BEGIN Data shown

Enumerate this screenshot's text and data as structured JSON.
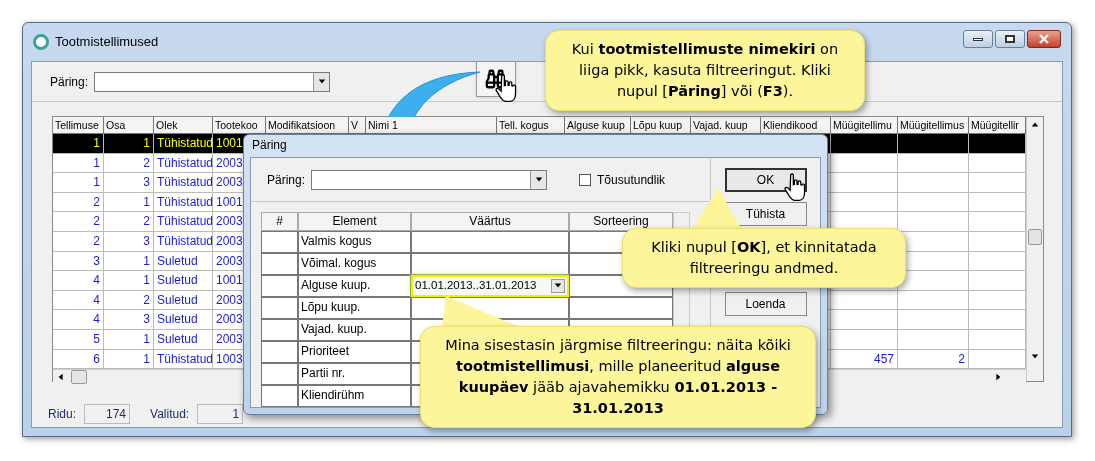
{
  "window": {
    "title": "Tootmistellimused",
    "query_label": "Päring:"
  },
  "table": {
    "columns": [
      "Tellimuse",
      "Osa",
      "Olek",
      "Tootekoo",
      "Modifikatsioon",
      "V",
      "Nimi 1",
      "Tell. kogus",
      "Alguse kuup",
      "Lõpu kuup",
      "Vajad. kuup",
      "Kliendikood",
      "Müügitellimu",
      "Müügitellimus",
      "Müügitellir"
    ],
    "rows": [
      {
        "selected": true,
        "cells": [
          "1",
          "1",
          "Tühistatud",
          "1001"
        ]
      },
      {
        "selected": false,
        "cells": [
          "1",
          "2",
          "Tühistatud",
          "2003"
        ]
      },
      {
        "selected": false,
        "cells": [
          "1",
          "3",
          "Tühistatud",
          "2003"
        ]
      },
      {
        "selected": false,
        "cells": [
          "2",
          "1",
          "Tühistatud",
          "1001"
        ]
      },
      {
        "selected": false,
        "cells": [
          "2",
          "2",
          "Tühistatud",
          "2003"
        ]
      },
      {
        "selected": false,
        "cells": [
          "2",
          "3",
          "Tühistatud",
          "2003"
        ]
      },
      {
        "selected": false,
        "cells": [
          "3",
          "1",
          "Suletud",
          "2003"
        ]
      },
      {
        "selected": false,
        "cells": [
          "4",
          "1",
          "Suletud",
          "1001"
        ]
      },
      {
        "selected": false,
        "cells": [
          "4",
          "2",
          "Suletud",
          "2003"
        ]
      },
      {
        "selected": false,
        "cells": [
          "4",
          "3",
          "Suletud",
          "2003"
        ]
      },
      {
        "selected": false,
        "cells": [
          "5",
          "1",
          "Suletud",
          "2003"
        ]
      },
      {
        "selected": false,
        "cells": [
          "6",
          "1",
          "Tühistatud",
          "1003"
        ],
        "extra_cells": [
          "457",
          "2"
        ]
      }
    ]
  },
  "status_bar": {
    "rows_label": "Ridu:",
    "rows_value": "174",
    "selected_label": "Valitud:",
    "selected_value": "1"
  },
  "dialog": {
    "title": "Päring",
    "query_label": "Päring:",
    "case_sensitive": {
      "label": "Tõusutundlik",
      "checked": false
    },
    "columns": [
      "#",
      "Element",
      "Väärtus",
      "Sorteering"
    ],
    "rows": [
      {
        "element": "Valmis kogus",
        "highlighted": false
      },
      {
        "element": "Võimal. kogus",
        "highlighted": false
      },
      {
        "element": "Alguse kuup.",
        "value": "01.01.2013..31.01.2013",
        "highlighted": true
      },
      {
        "element": "Lõpu kuup.",
        "highlighted": false
      },
      {
        "element": "Vajad. kuup.",
        "highlighted": false
      },
      {
        "element": "Prioriteet",
        "highlighted": false
      },
      {
        "element": "Partii nr.",
        "highlighted": false
      },
      {
        "element": "Kliendirühm",
        "highlighted": false
      }
    ],
    "buttons": [
      {
        "label": "OK",
        "focused": true
      },
      {
        "label": "Tühista",
        "focused": false
      },
      {
        "label": "Loenda",
        "focused": false
      }
    ]
  },
  "callouts": [
    {
      "text": "Kui **tootmistellimuste nimekiri** on liiga pikk, kasuta filtreeringut. Kliki nupul [**Päring**] või (**F3**)."
    },
    {
      "text": "Kliki nupul [**OK**], et kinnitatada filtreeringu andmed."
    },
    {
      "text": "Mina sisestasin järgmise filtreeringu: näita kõiki **tootmistellimusi**, mille planeeritud **alguse kuupäev** jääb ajavahemikku **01.01.2013 - 31.01.2013**"
    }
  ]
}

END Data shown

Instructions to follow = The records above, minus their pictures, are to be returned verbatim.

Solved problem =
Enumerate this screenshot's text and data as structured JSON.
{
  "window": {
    "title": "Tootmistellimused",
    "query_label": "Päring:"
  },
  "table": {
    "columns": [
      "Tellimuse",
      "Osa",
      "Olek",
      "Tootekoo",
      "Modifikatsioon",
      "V",
      "Nimi 1",
      "Tell. kogus",
      "Alguse kuup",
      "Lõpu kuup",
      "Vajad. kuup",
      "Kliendikood",
      "Müügitellimu",
      "Müügitellimus",
      "Müügitellir"
    ],
    "rows": [
      {
        "selected": true,
        "cells": [
          "1",
          "1",
          "Tühistatud",
          "1001"
        ]
      },
      {
        "selected": false,
        "cells": [
          "1",
          "2",
          "Tühistatud",
          "2003"
        ]
      },
      {
        "selected": false,
        "cells": [
          "1",
          "3",
          "Tühistatud",
          "2003"
        ]
      },
      {
        "selected": false,
        "cells": [
          "2",
          "1",
          "Tühistatud",
          "1001"
        ]
      },
      {
        "selected": false,
        "cells": [
          "2",
          "2",
          "Tühistatud",
          "2003"
        ]
      },
      {
        "selected": false,
        "cells": [
          "2",
          "3",
          "Tühistatud",
          "2003"
        ]
      },
      {
        "selected": false,
        "cells": [
          "3",
          "1",
          "Suletud",
          "2003"
        ]
      },
      {
        "selected": false,
        "cells": [
          "4",
          "1",
          "Suletud",
          "1001"
        ]
      },
      {
        "selected": false,
        "cells": [
          "4",
          "2",
          "Suletud",
          "2003"
        ]
      },
      {
        "selected": false,
        "cells": [
          "4",
          "3",
          "Suletud",
          "2003"
        ]
      },
      {
        "selected": false,
        "cells": [
          "5",
          "1",
          "Suletud",
          "2003"
        ]
      },
      {
        "selected": false,
        "cells": [
          "6",
          "1",
          "Tühistatud",
          "1003"
        ],
        "extra_cells": [
          "457",
          "2"
        ]
      }
    ]
  },
  "status_bar": {
    "rows_label": "Ridu:",
    "rows_value": "174",
    "selected_label": "Valitud:",
    "selected_value": "1"
  },
  "dialog": {
    "title": "Päring",
    "query_label": "Päring:",
    "case_sensitive": {
      "label": "Tõusutundlik",
      "checked": false
    },
    "columns": [
      "#",
      "Element",
      "Väärtus",
      "Sorteering"
    ],
    "rows": [
      {
        "element": "Valmis kogus",
        "highlighted": false
      },
      {
        "element": "Võimal. kogus",
        "highlighted": false
      },
      {
        "element": "Alguse kuup.",
        "value": "01.01.2013..31.01.2013",
        "highlighted": true
      },
      {
        "element": "Lõpu kuup.",
        "highlighted": false
      },
      {
        "element": "Vajad. kuup.",
        "highlighted": false
      },
      {
        "element": "Prioriteet",
        "highlighted": false
      },
      {
        "element": "Partii nr.",
        "highlighted": false
      },
      {
        "element": "Kliendirühm",
        "highlighted": false
      }
    ],
    "buttons": [
      {
        "label": "OK",
        "focused": true
      },
      {
        "label": "Tühista",
        "focused": false
      },
      {
        "label": "Loenda",
        "focused": false
      }
    ]
  },
  "callouts": [
    {
      "text": "Kui **tootmistellimuste nimekiri** on liiga pikk, kasuta filtreeringut. Kliki nupul [**Päring**] või (**F3**)."
    },
    {
      "text": "Kliki nupul [**OK**], et kinnitatada filtreeringu andmed."
    },
    {
      "text": "Mina sisestasin järgmise filtreeringu: näita kõiki **tootmistellimusi**, mille planeeritud **alguse kuupäev** jääb ajavahemikku **01.01.2013 - 31.01.2013**"
    }
  ]
}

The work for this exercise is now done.